WHAT IS A TRUST?
A trust is a relationship in which one or more persons hold another person’s assets or property for the benefit of others. The basic concept of a trust involves the person who creates the trust (called a settlor); the person who holds the property for those who benefit (called the trustee); those who ultimately receive the benefits of the trust (called the beneficiary).
In Labuan IBFC, a trust can be set up for a wide range of purposes ranging from discretionary, charity, spendthrift protection etc.
One special form is the Labuan Special Trust (LST). The benefit of a LST is that there is a distinct separation between the custodian role of the trustees and the management of the company, which is the responsibility of the directors only.
When it comes to dynastic succession, estate management or wealth preservation, investors look for financial structures that can help preserve their assets while ensuring its proper management. A trust helps provide that comfort.
A trust is a highly effective vehicle for asset preservation, protection and income distribution, making it one of the primary vehicles used to pass wealth from one generation to the next. It provides unparalleled financial control with exceptional fiscal advantages.
Assets in a trust are held in the trustee’s name and are dealt in accordance with the trust deed. The trustee has a fiduciary duty to ensure the trust assets are managed in the best interest of the beneficiaries.
A Trust structure can be used to hold assets of all types such as cash, portfolio of investments, property, family companies, quoted or unquoted shares, etc. It can also be used for certain international trading activities.
A TRUST IS AN EXCEPTIONAL WEALTH MANAGEMENT AND DYNASTIC SUCCESSION VEHICLE
A Trust is thus a legal tool of providing global asset protection to persons with confidentiality. It is one of the most effective means of protecting private wealth from unexpected worldwide economic and political developments. It could also reduce tax exposures.
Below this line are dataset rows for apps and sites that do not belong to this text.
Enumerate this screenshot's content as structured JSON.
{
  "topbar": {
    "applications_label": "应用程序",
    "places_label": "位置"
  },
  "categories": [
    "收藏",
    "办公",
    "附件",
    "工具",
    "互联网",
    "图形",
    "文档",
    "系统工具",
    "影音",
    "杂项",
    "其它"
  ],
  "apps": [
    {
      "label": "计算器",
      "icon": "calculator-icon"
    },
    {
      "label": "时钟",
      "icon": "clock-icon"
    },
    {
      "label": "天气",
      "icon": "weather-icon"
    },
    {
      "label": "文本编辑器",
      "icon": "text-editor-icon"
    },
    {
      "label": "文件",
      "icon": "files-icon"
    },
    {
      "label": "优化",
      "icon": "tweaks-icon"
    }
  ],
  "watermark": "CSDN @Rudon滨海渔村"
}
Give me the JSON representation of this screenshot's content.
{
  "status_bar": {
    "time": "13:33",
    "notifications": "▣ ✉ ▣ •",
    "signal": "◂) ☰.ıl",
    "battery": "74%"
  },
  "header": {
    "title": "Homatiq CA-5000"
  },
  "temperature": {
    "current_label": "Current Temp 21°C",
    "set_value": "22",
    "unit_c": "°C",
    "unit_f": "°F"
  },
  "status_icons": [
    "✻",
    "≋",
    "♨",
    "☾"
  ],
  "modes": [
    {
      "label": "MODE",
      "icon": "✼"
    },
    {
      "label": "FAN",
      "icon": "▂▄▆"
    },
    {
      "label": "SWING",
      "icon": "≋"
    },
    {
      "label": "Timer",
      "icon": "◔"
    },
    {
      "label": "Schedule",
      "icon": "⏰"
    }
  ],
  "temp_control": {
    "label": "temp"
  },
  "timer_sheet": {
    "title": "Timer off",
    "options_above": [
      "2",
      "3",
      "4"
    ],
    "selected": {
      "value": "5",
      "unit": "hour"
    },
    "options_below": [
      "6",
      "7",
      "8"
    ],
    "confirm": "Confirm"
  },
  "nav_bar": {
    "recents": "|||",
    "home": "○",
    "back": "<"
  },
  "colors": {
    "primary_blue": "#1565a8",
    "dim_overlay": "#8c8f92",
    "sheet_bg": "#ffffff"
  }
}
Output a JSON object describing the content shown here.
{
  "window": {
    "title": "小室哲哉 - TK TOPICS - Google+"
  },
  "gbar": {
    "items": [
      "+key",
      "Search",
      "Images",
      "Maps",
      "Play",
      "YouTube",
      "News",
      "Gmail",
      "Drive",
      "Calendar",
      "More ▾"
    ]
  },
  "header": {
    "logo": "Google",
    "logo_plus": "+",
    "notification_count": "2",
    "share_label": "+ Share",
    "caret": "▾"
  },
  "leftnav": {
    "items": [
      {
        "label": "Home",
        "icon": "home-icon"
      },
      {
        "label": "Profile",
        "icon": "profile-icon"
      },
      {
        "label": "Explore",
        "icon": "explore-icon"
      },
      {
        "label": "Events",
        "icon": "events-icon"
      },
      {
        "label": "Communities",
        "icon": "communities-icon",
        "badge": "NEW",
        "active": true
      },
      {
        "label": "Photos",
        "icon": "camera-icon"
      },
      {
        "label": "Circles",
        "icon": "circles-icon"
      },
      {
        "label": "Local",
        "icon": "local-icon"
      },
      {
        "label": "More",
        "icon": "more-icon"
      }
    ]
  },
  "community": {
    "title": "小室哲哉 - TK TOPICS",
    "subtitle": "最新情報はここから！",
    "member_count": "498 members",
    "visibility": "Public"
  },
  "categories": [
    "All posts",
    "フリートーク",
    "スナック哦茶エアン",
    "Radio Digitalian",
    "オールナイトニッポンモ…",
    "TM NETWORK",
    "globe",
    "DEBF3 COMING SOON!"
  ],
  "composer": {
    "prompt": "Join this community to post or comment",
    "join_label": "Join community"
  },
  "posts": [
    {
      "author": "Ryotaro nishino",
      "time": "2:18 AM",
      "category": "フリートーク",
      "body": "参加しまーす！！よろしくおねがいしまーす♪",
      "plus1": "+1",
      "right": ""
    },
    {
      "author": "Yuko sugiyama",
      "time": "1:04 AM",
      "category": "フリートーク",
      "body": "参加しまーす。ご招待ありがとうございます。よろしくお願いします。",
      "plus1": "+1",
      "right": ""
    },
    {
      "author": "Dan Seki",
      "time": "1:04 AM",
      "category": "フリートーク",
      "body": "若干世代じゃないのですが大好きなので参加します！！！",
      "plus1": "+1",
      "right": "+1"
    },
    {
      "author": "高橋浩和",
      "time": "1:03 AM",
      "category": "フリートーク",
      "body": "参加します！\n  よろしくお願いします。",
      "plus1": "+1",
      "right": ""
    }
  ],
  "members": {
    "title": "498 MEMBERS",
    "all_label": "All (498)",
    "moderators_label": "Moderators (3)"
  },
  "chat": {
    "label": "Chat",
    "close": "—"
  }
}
In essence, a Trust is a legal mechanism through which a person / entity (called the Settlor) transfers the legal title of his assets to another third party person / entity (the Trustee) with guidance as to how the assets should be managed (through a Trust Deed) for the benefit and enjoyment of the designated persons / entities (the Beneficiaries). A properly structured Trust can provide flexibility to persons of different nationalities in their investment / financial management and estate planning.
WHAT IS THE DIFFERENCE BETWEEN:
Common law origins
Relationship amongst parties is fiduciary
Assets, upon being vested in the trust, are legally owned by the trustee
The person who establishes the trust is known as the settlor and the persons who benefit from the trust are known as beneficiaries.
The trust deed is the document that establishes the trust.
The appointed trustee is the person responsible to hold the trust assets and administer the trust.
Registration of the trust is not mandatory.
The settlor may have certain reserved powers after establishing the trust and vesting the legal title in the trust assets to the trustee.
A trust can be established for any lawful purpose but a trust that is set up for a purpose must appoint an enforcer.
There is no capital requirement for trusts.
Civil law origins
Relationship amongst parties is contractual
Assets are legally owned by the foundation. Upon registration of the foundation, the property endowed or to be endowed becomes an estate separate and apart from that of the founder by acquiring a separate legal entity status.
The person(s) who creates the endowment is known as the founder and the persons who benefit from the endowment are known as beneficiaries.
The charter is the main constituent document of a foundation. A foundation may also have articles which are a set of more detailed rules governing its administration matters.
An appointed body called the Council are required to act in accordance with the terms of the charter and articles.
Registration of the foundation is mandatory.
The foundation does not have a share capital, does not recognise shareholders and the founder does not retain or acquire any ownership rights in relation to the foundation’s property. The law does recognise the beneficiaries or the persons in whose benefit the foundation was created, which can include the founder.
A foundation can be established for any lawful purpose which shall be spelt out in the charter of the foundation.
There is no capital requirement for foundations.
Can take effect immediately
Includes only the assets in the trust
Usually avoids probate
Can be kept private
Cannot name caretakers for minor children
More expensive and time consuming to set up
Only takes effect after you die
Includes most assets in your name
Usually goes through probate
Becomes part of the public record
Can designate caretakers for minor children
Cheaper and easier to create
Both a trust and a will let you transfer assets to someone else.
However, there are important differences between these two estate planning tools.
A trust is a way to transfer assets to someone else after you die. The person who creates the trust, the Settlor, chooses a Trustee to hold the items in the trust for a Beneficiary who will receive the assets at a set point in time. People use trusts for many reasons, including to provide for their families, manage assets in case of disability, give money to charity, and avoid certain taxes. There are many types of trusts available, including those that the Settlor can use while living and those that lock up assets that only transfer to a beneficiary after death.
A trust differs from a will, which is also an estate planning tool, in various ways including cost, permissible uses, and whether probate is a factor.